Once microbial populations are identified through nucleic acid isolation, sequencing, and analysis, scientists then need to turn this into quantifiable information regarding what those population differences might mean. To achieve this goal, studies make comparisons between the microbial populations of very well-defined groups. Sometimes the groups are defined by their state of health, for example, people with diabetes compared to those without. They could also be defined by the locations that the samples were collected from, like soil from the Antarctic versus soil from the Russian Tundra.


Scientists compare the microbial population data from these well-defined groups and do what’s called an analysis of similarity (ANOSIM) to determine if the populations are more similar than they would be simply by chance. This type of analysis can get quite tricky and in research, it’s not just applied to microbial populations. But basically, one first generates data assuming there is no correlation between two data sets. This random data is then compared to the actual population of data that exists. From this analysis a statistical number called an R value is computed which indicates how similar or dissimilar two sets of data are when compared to what they would look like from pure chance. When applied to microbial communities the R value, a number between -1 and +1 indicates how similar populations of microbes are between groups. A number of +1 would indicate a very strong likelihood that microbial populations are similar in some way that would be very unlikely by chance. A number of -1 would also be statistically significant but would imply that two populations of bacterial are dissimilar for some particular reason that is not by chance. An R value of zero would indicate no relationship at all between the two populations.

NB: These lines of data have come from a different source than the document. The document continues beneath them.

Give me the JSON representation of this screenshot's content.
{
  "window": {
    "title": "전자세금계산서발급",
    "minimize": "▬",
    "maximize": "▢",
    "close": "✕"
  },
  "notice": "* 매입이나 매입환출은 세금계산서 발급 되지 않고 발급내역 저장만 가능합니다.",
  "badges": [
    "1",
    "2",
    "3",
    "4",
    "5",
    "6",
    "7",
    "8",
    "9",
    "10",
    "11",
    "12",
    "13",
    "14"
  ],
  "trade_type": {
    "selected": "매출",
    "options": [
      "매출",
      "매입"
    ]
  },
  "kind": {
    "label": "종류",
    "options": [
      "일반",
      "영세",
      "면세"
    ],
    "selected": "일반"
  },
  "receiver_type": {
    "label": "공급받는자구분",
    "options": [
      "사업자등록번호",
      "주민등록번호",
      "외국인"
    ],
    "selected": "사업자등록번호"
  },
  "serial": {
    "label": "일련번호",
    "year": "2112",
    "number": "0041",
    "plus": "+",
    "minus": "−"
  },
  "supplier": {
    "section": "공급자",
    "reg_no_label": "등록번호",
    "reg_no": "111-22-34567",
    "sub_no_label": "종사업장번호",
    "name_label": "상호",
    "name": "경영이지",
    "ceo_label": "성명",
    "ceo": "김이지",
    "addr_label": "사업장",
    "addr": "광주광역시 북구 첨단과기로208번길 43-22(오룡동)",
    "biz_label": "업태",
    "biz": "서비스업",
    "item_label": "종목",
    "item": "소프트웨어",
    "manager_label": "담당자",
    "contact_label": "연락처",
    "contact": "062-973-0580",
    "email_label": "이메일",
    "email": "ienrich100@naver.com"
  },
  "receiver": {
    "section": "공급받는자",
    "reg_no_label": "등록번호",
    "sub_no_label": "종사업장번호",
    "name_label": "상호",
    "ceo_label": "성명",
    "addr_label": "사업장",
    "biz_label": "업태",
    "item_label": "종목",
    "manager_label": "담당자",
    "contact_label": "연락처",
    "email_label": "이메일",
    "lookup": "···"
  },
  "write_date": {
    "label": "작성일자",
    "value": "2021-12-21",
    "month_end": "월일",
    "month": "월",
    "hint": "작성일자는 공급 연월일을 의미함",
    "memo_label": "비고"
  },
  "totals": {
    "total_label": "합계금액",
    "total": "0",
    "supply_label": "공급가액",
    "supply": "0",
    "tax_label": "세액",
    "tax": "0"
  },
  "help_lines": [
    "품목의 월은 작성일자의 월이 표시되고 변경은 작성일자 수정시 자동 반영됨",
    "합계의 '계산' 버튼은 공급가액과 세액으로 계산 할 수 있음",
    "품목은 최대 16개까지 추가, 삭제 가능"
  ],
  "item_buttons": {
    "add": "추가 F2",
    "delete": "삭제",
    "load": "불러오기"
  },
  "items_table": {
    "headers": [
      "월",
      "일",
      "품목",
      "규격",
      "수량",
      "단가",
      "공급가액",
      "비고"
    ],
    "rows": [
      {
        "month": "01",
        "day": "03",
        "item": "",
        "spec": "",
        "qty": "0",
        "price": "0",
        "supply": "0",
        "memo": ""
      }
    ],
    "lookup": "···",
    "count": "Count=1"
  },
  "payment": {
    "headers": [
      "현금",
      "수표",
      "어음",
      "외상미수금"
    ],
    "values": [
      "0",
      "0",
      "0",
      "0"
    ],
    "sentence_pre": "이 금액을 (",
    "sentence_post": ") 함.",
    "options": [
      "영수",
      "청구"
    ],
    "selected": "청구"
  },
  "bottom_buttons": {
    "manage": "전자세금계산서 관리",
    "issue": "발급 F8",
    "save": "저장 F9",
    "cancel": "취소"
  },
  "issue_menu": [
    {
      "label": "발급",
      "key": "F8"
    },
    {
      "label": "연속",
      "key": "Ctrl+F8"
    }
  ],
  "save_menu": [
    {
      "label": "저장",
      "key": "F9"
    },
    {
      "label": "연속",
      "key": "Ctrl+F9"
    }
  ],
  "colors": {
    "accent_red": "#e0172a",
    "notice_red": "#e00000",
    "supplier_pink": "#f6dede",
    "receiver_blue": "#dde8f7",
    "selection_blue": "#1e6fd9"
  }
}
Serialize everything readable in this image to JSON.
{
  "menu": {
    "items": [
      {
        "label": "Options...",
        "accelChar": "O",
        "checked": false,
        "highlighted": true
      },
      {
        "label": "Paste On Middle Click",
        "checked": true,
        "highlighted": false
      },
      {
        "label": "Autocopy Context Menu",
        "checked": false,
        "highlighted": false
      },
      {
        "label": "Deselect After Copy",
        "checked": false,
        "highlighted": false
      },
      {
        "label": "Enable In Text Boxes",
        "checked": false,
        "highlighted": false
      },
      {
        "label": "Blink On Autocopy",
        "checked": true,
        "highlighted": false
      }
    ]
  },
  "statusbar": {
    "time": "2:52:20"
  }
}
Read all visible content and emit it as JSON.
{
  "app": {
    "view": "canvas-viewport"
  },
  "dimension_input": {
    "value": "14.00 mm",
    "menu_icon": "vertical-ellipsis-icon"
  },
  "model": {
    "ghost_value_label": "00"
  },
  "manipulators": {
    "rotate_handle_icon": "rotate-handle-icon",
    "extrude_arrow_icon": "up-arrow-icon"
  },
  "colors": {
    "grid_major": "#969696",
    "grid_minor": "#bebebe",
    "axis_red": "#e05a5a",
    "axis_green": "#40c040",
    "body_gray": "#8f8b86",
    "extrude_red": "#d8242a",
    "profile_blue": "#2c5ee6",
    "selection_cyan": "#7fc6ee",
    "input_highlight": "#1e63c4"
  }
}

Here is a simple example to illustrate. Imagine drawing two large, identically sized circles in the sand, circle A and circle B. You now have two different populations of bean bags: 20 red and 20 green. Let’s say these represent two species of bacteria. Now stand equally distant from the two circles and throw red and green bean bags into the circles in the sand. You should end up with something close to 10 red and 10 green within each circle. This is your random population because there is nothing biasing the two populations either way. Now do something different. Use only your left hand to throw the green bean bags and your right hand to throw the red bean bags into the two circles. Now compare the new population of bean bags in the two circles to the “random” one you did before. If you see a difference, then you’ve discovered something. Perhaps you don’t toss very well with your left hand. If you don’t see any difference between the two sets of circles well then you’ve discovered something too. There is nothing particularly significant about your throwing method. Scientists have a fancy name for this. It’s called the “null hypothesis,” meaning there is no relationship between the two groups of measurements, that is right and left-handed throwing have no effect. If we were talking about two bacterial populations perhaps we’d be testing if a difference in temperature affected the similarity of two microbial groups or whether being in close proximity affected the similarity.


Check out our newest products for your library prep needs:

  • QIAseq 1-Step Amplicon Library Kit - The QIAseq 1-Step Amplicon Library Kit combines end repair and ligation into a single 30-minute room temperature incubation for the simplest, easiest way to prepare your amplicons for Illumina sequencing.


  • QIAseq FX DNA Library Kit - The QIAseq FX DNA Library Kit takes you from 1 ng – 1 μg genomic DNA to sequencer-ready, whole genome libraries in just 2.5 hours.


  • QIAseq Ultralow Input Library Kit - The QIAseq Ultralow Input Library Kit enables the generation of high-quality libraries starting from just 10 pg –100 ng fragmented DNA and offer a robust solution for a wide range of research applications.



 (1) Weisburg WG, Barns SM, Pelletier DA, Lane DJ (January 1991). “16S ribosomal DNA amplification for phylogenetic study”. J Bacteriol. 173 (2): 697–703.